- **TRY IT**:
Your answer must be an exact copy of the listing below.

- **THE INPUT**:
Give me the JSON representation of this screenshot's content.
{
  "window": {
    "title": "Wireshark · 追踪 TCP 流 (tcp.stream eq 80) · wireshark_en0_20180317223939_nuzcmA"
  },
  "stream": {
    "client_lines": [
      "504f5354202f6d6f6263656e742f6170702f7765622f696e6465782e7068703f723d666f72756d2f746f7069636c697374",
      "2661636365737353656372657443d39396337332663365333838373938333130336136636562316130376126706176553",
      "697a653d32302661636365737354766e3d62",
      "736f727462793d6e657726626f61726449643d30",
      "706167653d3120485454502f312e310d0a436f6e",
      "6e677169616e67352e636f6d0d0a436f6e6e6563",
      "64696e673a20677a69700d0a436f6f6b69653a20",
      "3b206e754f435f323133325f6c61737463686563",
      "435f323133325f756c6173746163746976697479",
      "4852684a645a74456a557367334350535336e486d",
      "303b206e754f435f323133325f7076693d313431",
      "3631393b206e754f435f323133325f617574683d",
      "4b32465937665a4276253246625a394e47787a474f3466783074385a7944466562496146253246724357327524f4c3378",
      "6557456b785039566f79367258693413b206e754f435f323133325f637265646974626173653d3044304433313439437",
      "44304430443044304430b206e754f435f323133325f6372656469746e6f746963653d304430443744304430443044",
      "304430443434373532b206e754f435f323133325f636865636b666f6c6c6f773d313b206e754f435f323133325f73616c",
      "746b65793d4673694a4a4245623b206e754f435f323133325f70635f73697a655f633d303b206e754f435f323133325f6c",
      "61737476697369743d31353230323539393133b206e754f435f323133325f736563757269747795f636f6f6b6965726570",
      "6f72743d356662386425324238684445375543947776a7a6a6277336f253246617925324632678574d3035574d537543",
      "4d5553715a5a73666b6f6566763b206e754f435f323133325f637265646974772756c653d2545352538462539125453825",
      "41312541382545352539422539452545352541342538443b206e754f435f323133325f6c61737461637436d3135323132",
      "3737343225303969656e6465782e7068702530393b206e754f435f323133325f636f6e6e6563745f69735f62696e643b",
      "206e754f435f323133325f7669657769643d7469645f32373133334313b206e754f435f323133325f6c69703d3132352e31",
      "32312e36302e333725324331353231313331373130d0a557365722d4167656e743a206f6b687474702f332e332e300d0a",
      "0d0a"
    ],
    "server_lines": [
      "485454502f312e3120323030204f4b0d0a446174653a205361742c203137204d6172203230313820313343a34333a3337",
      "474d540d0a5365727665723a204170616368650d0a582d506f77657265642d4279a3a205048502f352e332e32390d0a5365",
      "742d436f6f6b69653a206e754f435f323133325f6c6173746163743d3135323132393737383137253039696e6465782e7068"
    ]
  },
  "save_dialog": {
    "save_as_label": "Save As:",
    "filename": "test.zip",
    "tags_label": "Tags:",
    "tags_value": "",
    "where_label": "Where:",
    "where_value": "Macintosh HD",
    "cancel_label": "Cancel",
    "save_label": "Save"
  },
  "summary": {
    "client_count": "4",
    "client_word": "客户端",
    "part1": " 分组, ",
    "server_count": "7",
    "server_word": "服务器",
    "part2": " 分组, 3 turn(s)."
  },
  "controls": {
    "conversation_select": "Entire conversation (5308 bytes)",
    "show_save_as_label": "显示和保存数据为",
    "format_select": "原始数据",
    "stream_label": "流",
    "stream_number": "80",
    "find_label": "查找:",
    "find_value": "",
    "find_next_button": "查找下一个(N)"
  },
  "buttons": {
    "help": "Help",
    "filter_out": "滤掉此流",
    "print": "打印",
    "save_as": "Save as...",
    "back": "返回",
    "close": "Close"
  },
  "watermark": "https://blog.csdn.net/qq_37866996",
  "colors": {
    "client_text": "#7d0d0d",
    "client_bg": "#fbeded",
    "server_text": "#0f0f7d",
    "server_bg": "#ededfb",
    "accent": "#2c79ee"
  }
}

- **FINISHED EXERCISE**:
Give me the JSON representation of this screenshot's content.
{
  "window": {
    "title": "Wireshark · 追踪 TCP 流 (tcp.stream eq 80) · wireshark_en0_20180317223939_nuzcmA"
  },
  "stream": {
    "client_lines": [
      "504f5354202f6d6f6263656e742f6170702f7765622f696e6465782e7068703f723d666f72756d2f746f7069636c697374",
      "2661636365737353656372657443d39396337332663365333838373938333130336136636562316130376126706176553",
      "697a653d32302661636365737354766e3d62",
      "736f727462793d6e657726626f61726449643d30",
      "706167653d3120485454502f312e310d0a436f6e",
      "6e677169616e67352e636f6d0d0a436f6e6e6563",
      "64696e673a20677a69700d0a436f6f6b69653a20",
      "3b206e754f435f323133325f6c61737463686563",
      "435f323133325f756c6173746163746976697479",
      "4852684a645a74456a557367334350535336e486d",
      "303b206e754f435f323133325f7076693d313431",
      "3631393b206e754f435f323133325f617574683d",
      "4b32465937665a4276253246625a394e47787a474f3466783074385a7944466562496146253246724357327524f4c3378",
      "6557456b785039566f79367258693413b206e754f435f323133325f637265646974626173653d3044304433313439437",
      "44304430443044304430b206e754f435f323133325f6372656469746e6f746963653d304430443744304430443044",
      "304430443434373532b206e754f435f323133325f636865636b666f6c6c6f773d313b206e754f435f323133325f73616c",
      "746b65793d4673694a4a4245623b206e754f435f323133325f70635f73697a655f633d303b206e754f435f323133325f6c",
      "61737476697369743d31353230323539393133b206e754f435f323133325f736563757269747795f636f6f6b6965726570",
      "6f72743d356662386425324238684445375543947776a7a6a6277336f253246617925324632678574d3035574d537543",
      "4d5553715a5a73666b6f6566763b206e754f435f323133325f637265646974772756c653d2545352538462539125453825",
      "41312541382545352539422539452545352541342538443b206e754f435f323133325f6c61737461637436d3135323132",
      "3737343225303969656e6465782e7068702530393b206e754f435f323133325f636f6e6e6563745f69735f62696e643b",
      "206e754f435f323133325f7669657769643d7469645f32373133334313b206e754f435f323133325f6c69703d3132352e31",
      "32312e36302e333725324331353231313331373130d0a557365722d4167656e743a206f6b687474702f332e332e300d0a",
      "0d0a"
    ],
    "server_lines": [
      "485454502f312e3120323030204f4b0d0a446174653a205361742c203137204d6172203230313820313343a34333a3337",
      "474d540d0a5365727665723a204170616368650d0a582d506f77657265642d4279a3a205048502f352e332e32390d0a5365",
      "742d436f6f6b69653a206e754f435f323133325f6c6173746163743d3135323132393737383137253039696e6465782e7068"
    ]
  },
  "save_dialog": {
    "save_as_label": "Save As:",
    "filename": "test.zip",
    "tags_label": "Tags:",
    "tags_value": "",
    "where_label": "Where:",
    "where_value": "Macintosh HD",
    "cancel_label": "Cancel",
    "save_label": "Save"
  },
  "summary": {
    "client_count": "4",
    "client_word": "客户端",
    "part1": " 分组, ",
    "server_count": "7",
    "server_word": "服务器",
    "part2": " 分组, 3 turn(s)."
  },
  "controls": {
    "conversation_select": "Entire conversation (5308 bytes)",
    "show_save_as_label": "显示和保存数据为",
    "format_select": "原始数据",
    "stream_label": "流",
    "stream_number": "80",
    "find_label": "查找:",
    "find_value": "",
    "find_next_button": "查找下一个(N)"
  },
  "buttons": {
    "help": "Help",
    "filter_out": "滤掉此流",
    "print": "打印",
    "save_as": "Save as...",
    "back": "返回",
    "close": "Close"
  },
  "watermark": "https://blog.csdn.net/qq_37866996",
  "colors": {
    "client_text": "#7d0d0d",
    "client_bg": "#fbeded",
    "server_text": "#0f0f7d",
    "server_bg": "#ededfb",
    "accent": "#2c79ee"
  }
}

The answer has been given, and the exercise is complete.